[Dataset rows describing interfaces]
++++++
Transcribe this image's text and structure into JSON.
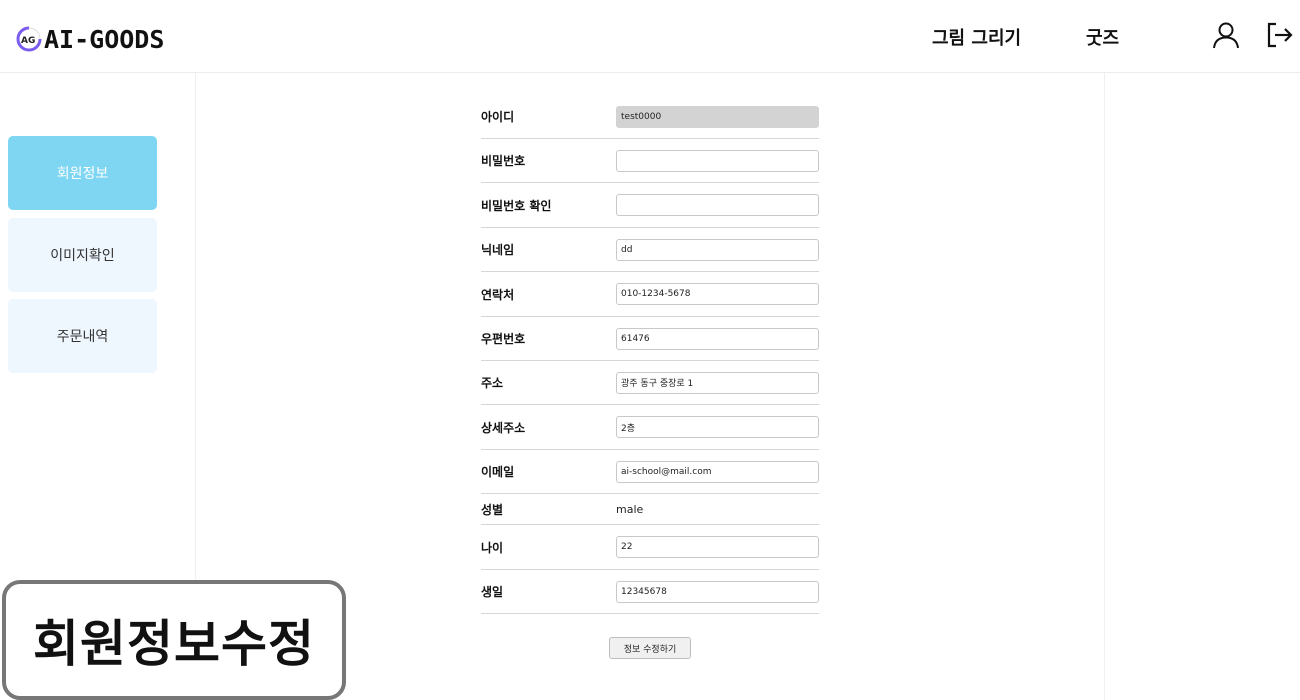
{
  "header": {
    "logo_mark": "AG",
    "logo_text": "AI-GOODS",
    "nav": [
      {
        "label": "그림 그리기"
      },
      {
        "label": "굿즈"
      }
    ],
    "icons": [
      "user-icon",
      "logout-icon"
    ]
  },
  "sidebar": {
    "items": [
      {
        "label": "회원정보",
        "active": true
      },
      {
        "label": "이미지확인",
        "active": false
      },
      {
        "label": "주문내역",
        "active": false
      }
    ]
  },
  "form": {
    "rows": [
      {
        "label": "아이디",
        "value": "test0000",
        "type": "readonly"
      },
      {
        "label": "비밀번호",
        "value": "",
        "type": "input"
      },
      {
        "label": "비밀번호 확인",
        "value": "",
        "type": "input"
      },
      {
        "label": "닉네임",
        "value": "dd",
        "type": "input"
      },
      {
        "label": "연락처",
        "value": "010-1234-5678",
        "type": "input"
      },
      {
        "label": "우편번호",
        "value": "61476",
        "type": "input"
      },
      {
        "label": "주소",
        "value": "광주 동구 중장로 1",
        "type": "input"
      },
      {
        "label": "상세주소",
        "value": "2층",
        "type": "input"
      },
      {
        "label": "이메일",
        "value": "ai-school@mail.com",
        "type": "input"
      },
      {
        "label": "성별",
        "value": "male",
        "type": "text"
      },
      {
        "label": "나이",
        "value": "22",
        "type": "input"
      },
      {
        "label": "생일",
        "value": "12345678",
        "type": "input"
      }
    ],
    "submit_label": "정보 수정하기"
  },
  "caption": {
    "text": "회원정보수정"
  },
  "colors": {
    "active_side": "#7ed6f2",
    "inactive_side": "#eef6fe",
    "readonly_field": "#d3d3d3"
  }
}
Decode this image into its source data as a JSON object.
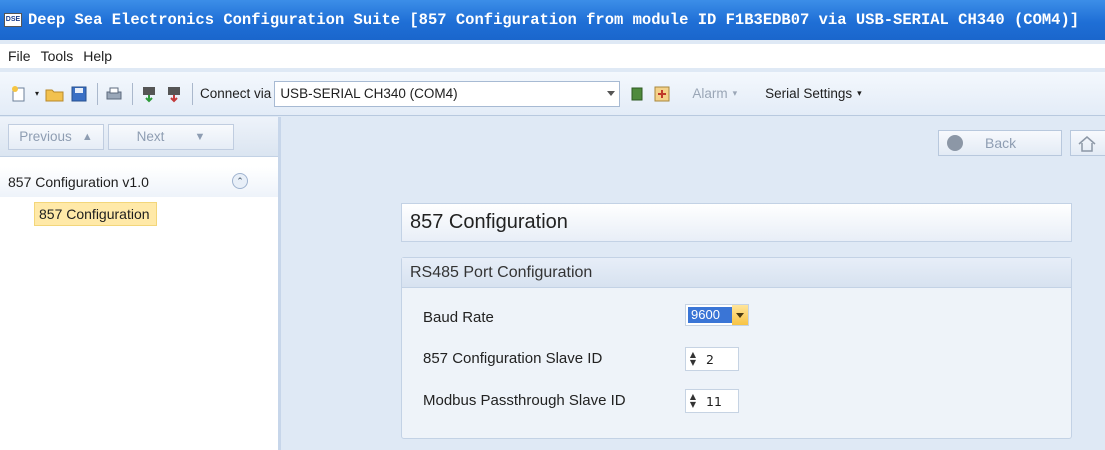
{
  "window": {
    "title": "Deep Sea Electronics Configuration Suite [857 Configuration from module ID F1B3EDB07 via USB-SERIAL CH340 (COM4)]",
    "app_icon_text": "DSE"
  },
  "menu": {
    "file": "File",
    "tools": "Tools",
    "help": "Help"
  },
  "toolbar": {
    "connect_label": "Connect via",
    "connection_value": "USB-SERIAL CH340 (COM4)",
    "alarm_label": "Alarm",
    "serial_settings_label": "Serial Settings",
    "icons": [
      "new-icon",
      "open-folder-icon",
      "save-icon",
      "print-icon",
      "read-from-module-icon",
      "write-to-module-icon",
      "module-status-icon",
      "diagnostics-icon"
    ]
  },
  "nav": {
    "previous_label": "Previous",
    "next_label": "Next",
    "back_label": "Back"
  },
  "tree": {
    "root_label": "857 Configuration v1.0",
    "items": [
      {
        "label": "857 Configuration",
        "selected": true
      }
    ]
  },
  "main": {
    "page_title": "857 Configuration",
    "section_title": "RS485 Port Configuration",
    "fields": {
      "baud_rate_label": "Baud Rate",
      "baud_rate_value": "9600",
      "slave_id_label": "857 Configuration Slave ID",
      "slave_id_value": "2",
      "passthrough_label": "Modbus Passthrough Slave ID",
      "passthrough_value": "11"
    }
  },
  "colors": {
    "titlebar": "#1f6fd6",
    "selection_highlight": "#ffe9a8",
    "baud_selected": "#3a75d6"
  }
}
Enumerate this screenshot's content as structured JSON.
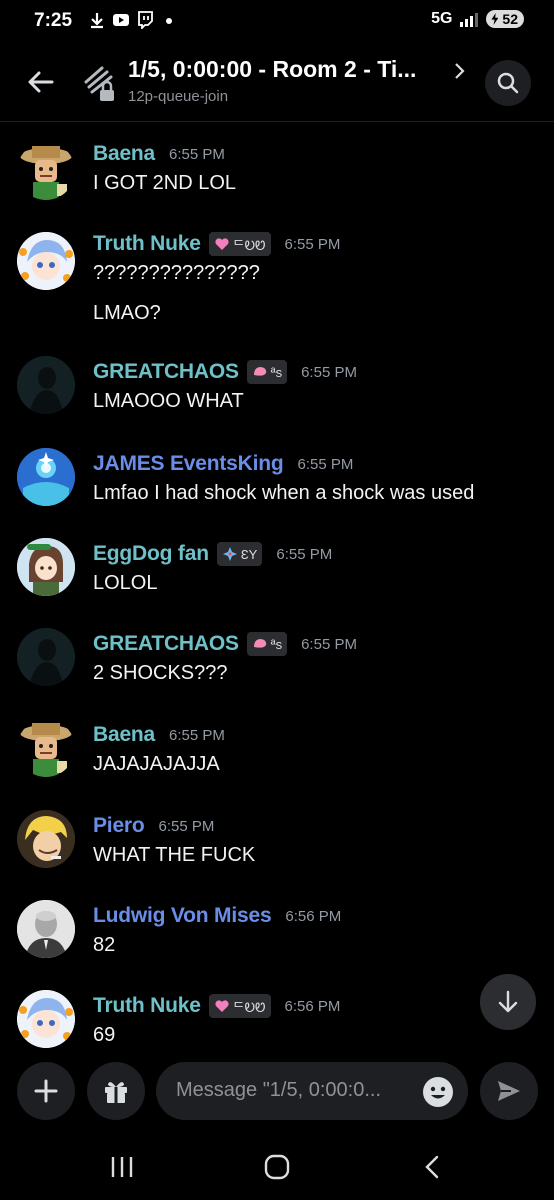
{
  "status_bar": {
    "time": "7:25",
    "network": "5G",
    "battery": "52"
  },
  "header": {
    "title": "1/5, 0:00:00 - Room 2 - Ti...",
    "subtitle": "12p-queue-join"
  },
  "messages": [
    {
      "user": "Baena",
      "name_color": "teal",
      "tag": null,
      "time": "6:55 PM",
      "lines": [
        "I GOT 2ND LOL"
      ],
      "avatar": "mii-hat-avatar"
    },
    {
      "user": "Truth Nuke",
      "name_color": "teal",
      "tag": "ᄃᎧᏬ",
      "tag_icon": "pink-heart-icon",
      "time": "6:55 PM",
      "lines": [
        "???????????????",
        "LMAO?"
      ],
      "avatar": "anime-dragonball-avatar"
    },
    {
      "user": "GREATCHAOS",
      "name_color": "teal",
      "tag": "ªs",
      "tag_icon": "pink-shell-icon",
      "time": "6:55 PM",
      "lines": [
        "LMAOOO WHAT"
      ],
      "avatar": "dark-silhouette-avatar"
    },
    {
      "user": "JAMES EventsKing",
      "name_color": "blue",
      "tag": null,
      "time": "6:55 PM",
      "lines": [
        "Lmfao I had shock when a shock was used"
      ],
      "avatar": "blue-sparkle-avatar"
    },
    {
      "user": "EggDog fan",
      "name_color": "teal",
      "tag": "ƐY",
      "tag_icon": "compass-icon",
      "time": "6:55 PM",
      "lines": [
        "LOLOL"
      ],
      "avatar": "anime-girl-avatar"
    },
    {
      "user": "GREATCHAOS",
      "name_color": "teal",
      "tag": "ªs",
      "tag_icon": "pink-shell-icon",
      "time": "6:55 PM",
      "lines": [
        "2 SHOCKS???"
      ],
      "avatar": "dark-silhouette-avatar"
    },
    {
      "user": "Baena",
      "name_color": "teal",
      "tag": null,
      "time": "6:55 PM",
      "lines": [
        "JAJAJAJAJJA"
      ],
      "avatar": "mii-hat-avatar"
    },
    {
      "user": "Piero",
      "name_color": "blue",
      "tag": null,
      "time": "6:55 PM",
      "lines": [
        "WHAT THE FUCK"
      ],
      "avatar": "anime-blonde-avatar"
    },
    {
      "user": "Ludwig Von Mises",
      "name_color": "blue",
      "tag": null,
      "time": "6:56 PM",
      "lines": [
        "82"
      ],
      "avatar": "old-man-photo-avatar"
    },
    {
      "user": "Truth Nuke",
      "name_color": "teal",
      "tag": "ᄃᎧᏬ",
      "tag_icon": "pink-heart-icon",
      "time": "6:56 PM",
      "lines": [
        "69"
      ],
      "avatar": "anime-dragonball-avatar"
    }
  ],
  "composer": {
    "placeholder": "Message \"1/5, 0:00:0..."
  },
  "colors": {
    "background": "#000000",
    "teal_name": "#6ec1c9",
    "blue_name": "#6a8ee8",
    "input_bg": "#1e1f22",
    "timestamp": "#949ba4"
  }
}
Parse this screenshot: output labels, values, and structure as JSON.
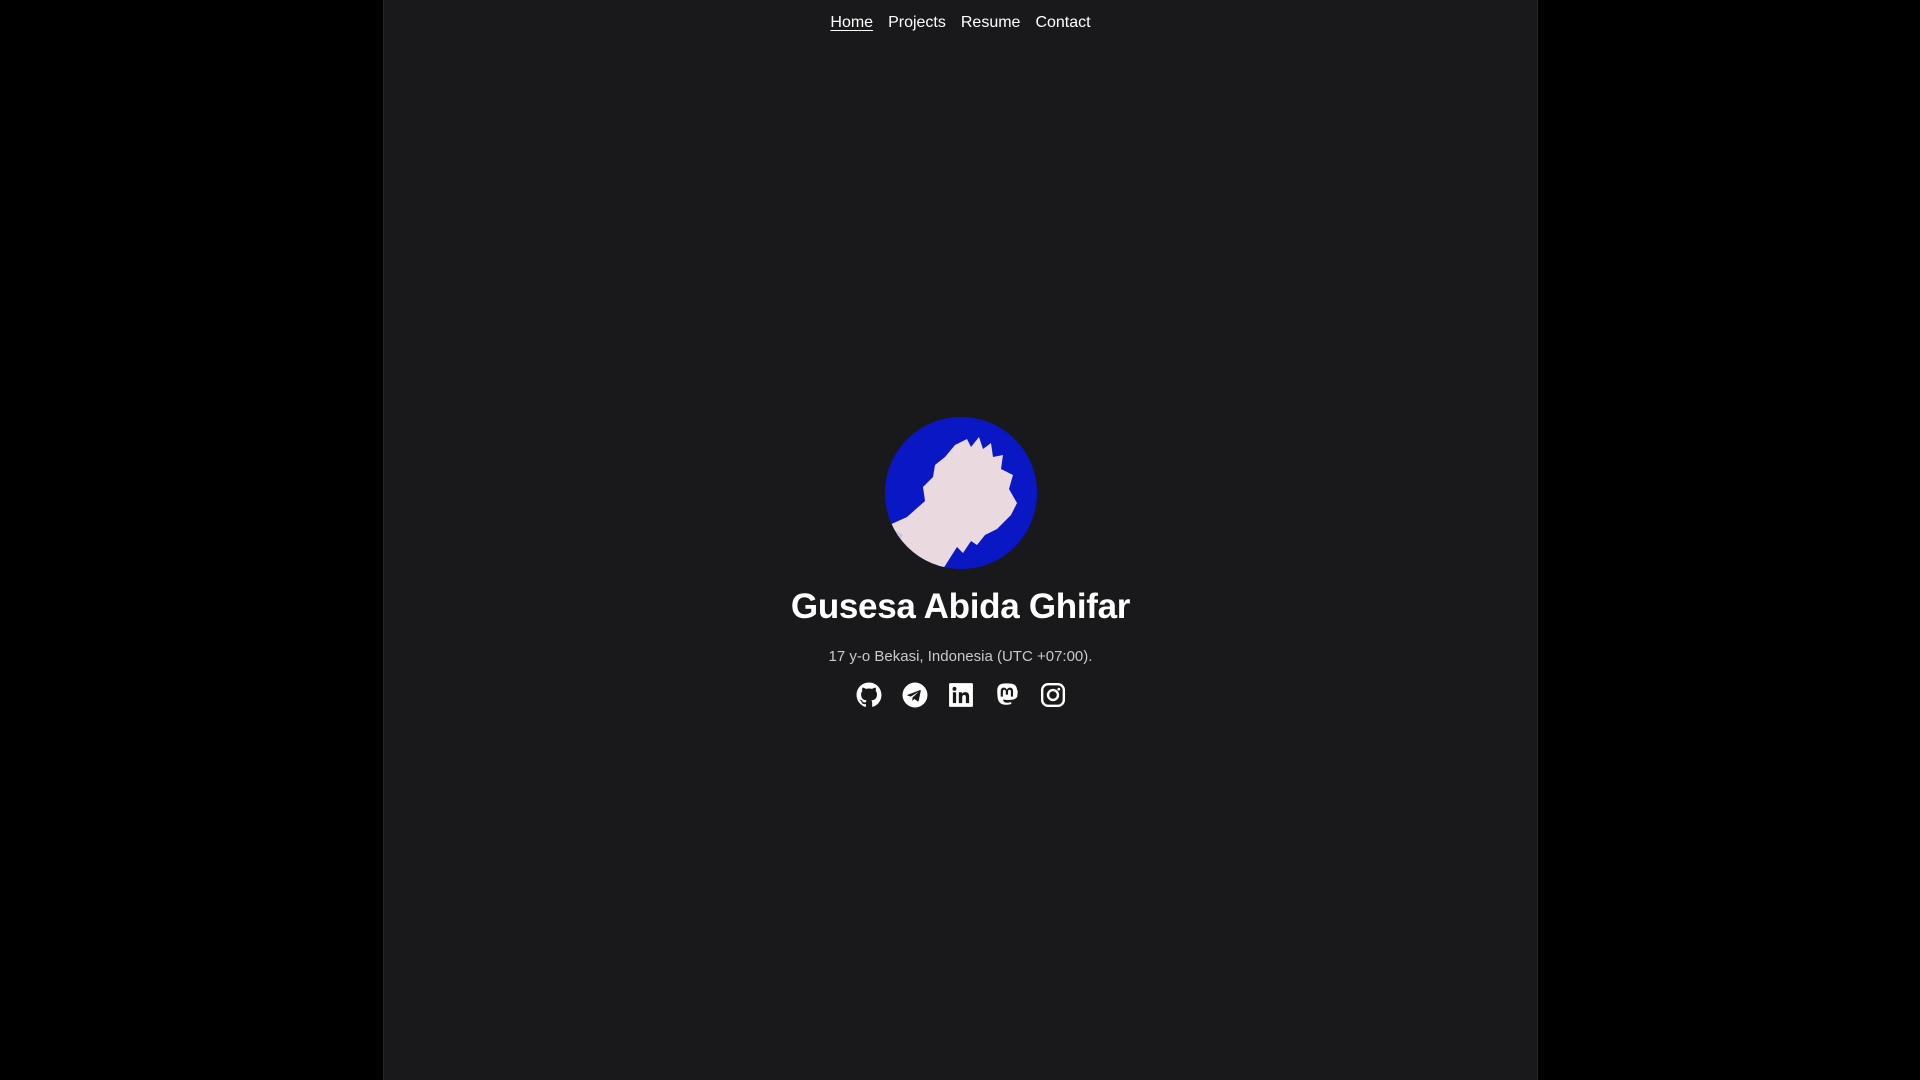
{
  "nav": {
    "items": [
      {
        "label": "Home",
        "active": true
      },
      {
        "label": "Projects",
        "active": false
      },
      {
        "label": "Resume",
        "active": false
      },
      {
        "label": "Contact",
        "active": false
      }
    ]
  },
  "profile": {
    "name": "Gusesa Abida Ghifar",
    "bio": "17 y-o Bekasi, Indonesia (UTC +07:00).",
    "avatar_colors": {
      "background": "#0a17c4",
      "figure": "#ead9df"
    }
  },
  "socials": [
    {
      "icon": "github-icon"
    },
    {
      "icon": "telegram-icon"
    },
    {
      "icon": "linkedin-icon"
    },
    {
      "icon": "mastodon-icon"
    },
    {
      "icon": "instagram-icon"
    }
  ],
  "colors": {
    "outer_background": "#000000",
    "page_background": "#19191b",
    "text": "#ffffff",
    "muted_text": "#c9c9cc"
  }
}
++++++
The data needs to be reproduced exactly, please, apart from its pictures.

Transcribe this image's text and structure into JSON.
{
  "header": {
    "logo_mark": "AG",
    "logo_text": "AI-GOODS",
    "nav": [
      {
        "label": "그림 그리기"
      },
      {
        "label": "굿즈"
      }
    ],
    "icons": [
      "user-icon",
      "logout-icon"
    ]
  },
  "sidebar": {
    "items": [
      {
        "label": "회원정보",
        "active": true
      },
      {
        "label": "이미지확인",
        "active": false
      },
      {
        "label": "주문내역",
        "active": false
      }
    ]
  },
  "form": {
    "rows": [
      {
        "label": "아이디",
        "value": "test0000",
        "type": "readonly"
      },
      {
        "label": "비밀번호",
        "value": "",
        "type": "input"
      },
      {
        "label": "비밀번호 확인",
        "value": "",
        "type": "input"
      },
      {
        "label": "닉네임",
        "value": "dd",
        "type": "input"
      },
      {
        "label": "연락처",
        "value": "010-1234-5678",
        "type": "input"
      },
      {
        "label": "우편번호",
        "value": "61476",
        "type": "input"
      },
      {
        "label": "주소",
        "value": "광주 동구 중장로 1",
        "type": "input"
      },
      {
        "label": "상세주소",
        "value": "2층",
        "type": "input"
      },
      {
        "label": "이메일",
        "value": "ai-school@mail.com",
        "type": "input"
      },
      {
        "label": "성별",
        "value": "male",
        "type": "text"
      },
      {
        "label": "나이",
        "value": "22",
        "type": "input"
      },
      {
        "label": "생일",
        "value": "12345678",
        "type": "input"
      }
    ],
    "submit_label": "정보 수정하기"
  },
  "caption": {
    "text": "회원정보수정"
  },
  "colors": {
    "active_side": "#7ed6f2",
    "inactive_side": "#eef6fe",
    "readonly_field": "#d3d3d3"
  }
}
Decode this image into its source data as a JSON object.
{
  "window": {
    "title": "Deep Sea Electronics Configuration Suite [857 Configuration from module ID F1B3EDB07 via USB-SERIAL CH340 (COM4)]",
    "app_icon_text": "DSE"
  },
  "menu": {
    "file": "File",
    "tools": "Tools",
    "help": "Help"
  },
  "toolbar": {
    "connect_label": "Connect via",
    "connection_value": "USB-SERIAL CH340 (COM4)",
    "alarm_label": "Alarm",
    "serial_settings_label": "Serial Settings",
    "icons": [
      "new-icon",
      "open-folder-icon",
      "save-icon",
      "print-icon",
      "read-from-module-icon",
      "write-to-module-icon",
      "module-status-icon",
      "diagnostics-icon"
    ]
  },
  "nav": {
    "previous_label": "Previous",
    "next_label": "Next",
    "back_label": "Back"
  },
  "tree": {
    "root_label": "857 Configuration v1.0",
    "items": [
      {
        "label": "857 Configuration",
        "selected": true
      }
    ]
  },
  "main": {
    "page_title": "857 Configuration",
    "section_title": "RS485 Port Configuration",
    "fields": {
      "baud_rate_label": "Baud Rate",
      "baud_rate_value": "9600",
      "slave_id_label": "857 Configuration Slave ID",
      "slave_id_value": "2",
      "passthrough_label": "Modbus Passthrough Slave ID",
      "passthrough_value": "11"
    }
  },
  "colors": {
    "titlebar": "#1f6fd6",
    "selection_highlight": "#ffe9a8",
    "baud_selected": "#3a75d6"
  }
}
Enumerate this screenshot's content as structured JSON.
{
  "status_bar": {
    "time": "7:25",
    "network": "5G",
    "battery": "52"
  },
  "header": {
    "title": "1/5, 0:00:00 - Room 2 - Ti...",
    "subtitle": "12p-queue-join"
  },
  "messages": [
    {
      "user": "Baena",
      "name_color": "teal",
      "tag": null,
      "time": "6:55 PM",
      "lines": [
        "I GOT 2ND LOL"
      ],
      "avatar": "mii-hat-avatar"
    },
    {
      "user": "Truth Nuke",
      "name_color": "teal",
      "tag": "ᄃᎧᏬ",
      "tag_icon": "pink-heart-icon",
      "time": "6:55 PM",
      "lines": [
        "???????????????",
        "LMAO?"
      ],
      "avatar": "anime-dragonball-avatar"
    },
    {
      "user": "GREATCHAOS",
      "name_color": "teal",
      "tag": "ªs",
      "tag_icon": "pink-shell-icon",
      "time": "6:55 PM",
      "lines": [
        "LMAOOO WHAT"
      ],
      "avatar": "dark-silhouette-avatar"
    },
    {
      "user": "JAMES EventsKing",
      "name_color": "blue",
      "tag": null,
      "time": "6:55 PM",
      "lines": [
        "Lmfao I had shock when a shock was used"
      ],
      "avatar": "blue-sparkle-avatar"
    },
    {
      "user": "EggDog fan",
      "name_color": "teal",
      "tag": "ƐY",
      "tag_icon": "compass-icon",
      "time": "6:55 PM",
      "lines": [
        "LOLOL"
      ],
      "avatar": "anime-girl-avatar"
    },
    {
      "user": "GREATCHAOS",
      "name_color": "teal",
      "tag": "ªs",
      "tag_icon": "pink-shell-icon",
      "time": "6:55 PM",
      "lines": [
        "2 SHOCKS???"
      ],
      "avatar": "dark-silhouette-avatar"
    },
    {
      "user": "Baena",
      "name_color": "teal",
      "tag": null,
      "time": "6:55 PM",
      "lines": [
        "JAJAJAJAJJA"
      ],
      "avatar": "mii-hat-avatar"
    },
    {
      "user": "Piero",
      "name_color": "blue",
      "tag": null,
      "time": "6:55 PM",
      "lines": [
        "WHAT THE FUCK"
      ],
      "avatar": "anime-blonde-avatar"
    },
    {
      "user": "Ludwig Von Mises",
      "name_color": "blue",
      "tag": null,
      "time": "6:56 PM",
      "lines": [
        "82"
      ],
      "avatar": "old-man-photo-avatar"
    },
    {
      "user": "Truth Nuke",
      "name_color": "teal",
      "tag": "ᄃᎧᏬ",
      "tag_icon": "pink-heart-icon",
      "time": "6:56 PM",
      "lines": [
        "69"
      ],
      "avatar": "anime-dragonball-avatar"
    }
  ],
  "composer": {
    "placeholder": "Message \"1/5, 0:00:0..."
  },
  "colors": {
    "background": "#000000",
    "teal_name": "#6ec1c9",
    "blue_name": "#6a8ee8",
    "input_bg": "#1e1f22",
    "timestamp": "#949ba4"
  }
}
Parse this screenshot: output labels, values, and structure as JSON.
{
  "nav": {
    "items": [
      {
        "label": "Home",
        "active": true
      },
      {
        "label": "Projects",
        "active": false
      },
      {
        "label": "Resume",
        "active": false
      },
      {
        "label": "Contact",
        "active": false
      }
    ]
  },
  "profile": {
    "name": "Gusesa Abida Ghifar",
    "bio": "17 y-o Bekasi, Indonesia (UTC +07:00).",
    "avatar_colors": {
      "background": "#0a17c4",
      "figure": "#ead9df"
    }
  },
  "socials": [
    {
      "icon": "github-icon"
    },
    {
      "icon": "telegram-icon"
    },
    {
      "icon": "linkedin-icon"
    },
    {
      "icon": "mastodon-icon"
    },
    {
      "icon": "instagram-icon"
    }
  ],
  "colors": {
    "outer_background": "#000000",
    "page_background": "#19191b",
    "text": "#ffffff",
    "muted_text": "#c9c9cc"
  }
}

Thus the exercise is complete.